Record Yields and Profits
What will result from these changed conditions? What will happen to yields and profits? Consider this: Since farmers will be obeying God, they will reap the blessings of good weather and financial prosperity: "And the Lord will grant you plenty of goods, in the fruit of your body, in the increase of your livestock, and in the produce of your ground, in the land of which the Lord swore to your fathers to give you. The Lord will open to you His good treasure, the heavens, to give the rain to your land in its season, and to bless all the work of your hand" (Deuteronomy 28:11-12). No longer will farm families struggle and slave and sweat from dawn to dusk without time for relaxation, enjoyment or personal development. No more will fear of farm failures threaten farmers' peace of mind. The pace of life will be slower and more balanced. Time for family togetherness will abound. Raising bounteous crops and healthy animals will produce great pleasure (Jeremiah 31: 12- 13). Farmers, whose profession will then be highly respected, will have abundant crops to share with travelers and needy people (Leviticus 19:9-10, Matthew 12:1). Natural areas surrounding farms will provide restful, peaceful settings. Just imagine: colorful woodlands, walking trails, pleasant meadows and tame animals, including snakes and lions (Isaiah 11:6-9, 35:1-2).
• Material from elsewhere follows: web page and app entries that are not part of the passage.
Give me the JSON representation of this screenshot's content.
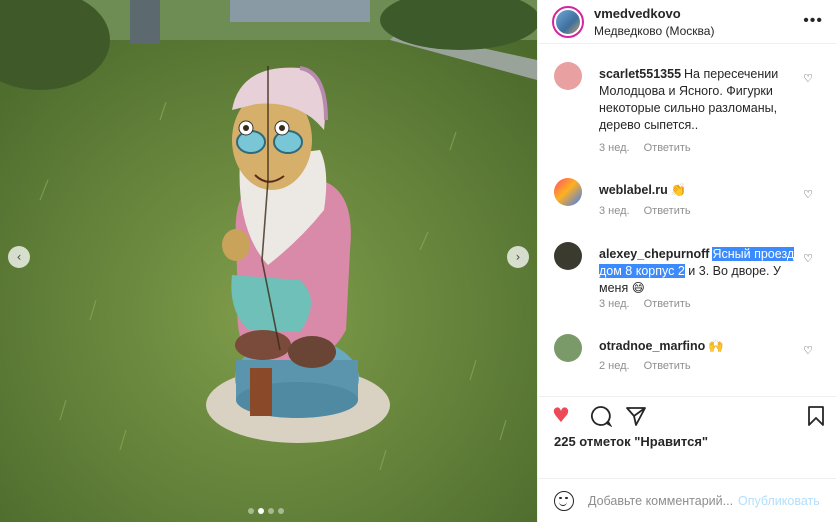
{
  "post": {
    "image_alt": "wooden gnome sculpture on grass",
    "carousel_dots": 4,
    "carousel_active": 2
  },
  "header": {
    "username": "vmedvedkovo",
    "location": "Медведково (Москва)",
    "more_icon": "more-horizontal-icon"
  },
  "comments": [
    {
      "user": "scarlet551355",
      "text": "На пересечении Молодцова и Ясного. Фигурки некоторые сильно разломаны, дерево сыпется..",
      "time": "3 нед.",
      "reply": "Ответить",
      "avatar_color": "#e0605a"
    },
    {
      "user": "weblabel.ru",
      "text": "👏",
      "time": "3 нед.",
      "reply": "Ответить",
      "avatar_color": "#4a3a8a"
    },
    {
      "user": "alexey_chepurnoff",
      "text_highlight": "Ясный проезд дом 8 корпус 2",
      "text_rest": " и 3. Во дворе. У меня 😄",
      "time": "3 нед.",
      "reply": "Ответить",
      "avatar_color": "#3b3a2e"
    },
    {
      "user": "otradnoe_marfino",
      "text": "🙌",
      "time": "2 нед.",
      "reply": "Ответить",
      "avatar_color": "#7a9a6a"
    }
  ],
  "actions": {
    "like_icon": "heart-filled-icon",
    "comment_icon": "comment-icon",
    "share_icon": "share-icon",
    "save_icon": "bookmark-icon",
    "like_color": "#ed4956"
  },
  "likes_text": "225 отметок \"Нравится\"",
  "add_comment": {
    "placeholder": "Добавьте комментарий...",
    "publish_label": "Опубликовать"
  }
}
Nearby cities will offer a rich variety of cultural, recreational, educational and social activities. Here, farm families will be deeply respected, understood and appreciated (Ezekiel 36:10-11, 25-26, 34-35). One reason for this: City dwellers will be growing some of their own produce (Zechariah 3:10). Every seventh year, during the land Sabbath, farm families will have an entire year off that can be used for farm improvements, travel, education and other creative opportunities (Leviticus 25:1-7). "And he who overcomes, and keeps My works until the end, to him I will give power over the nations" (Revelation 2:26). This includes power over agricultural policy!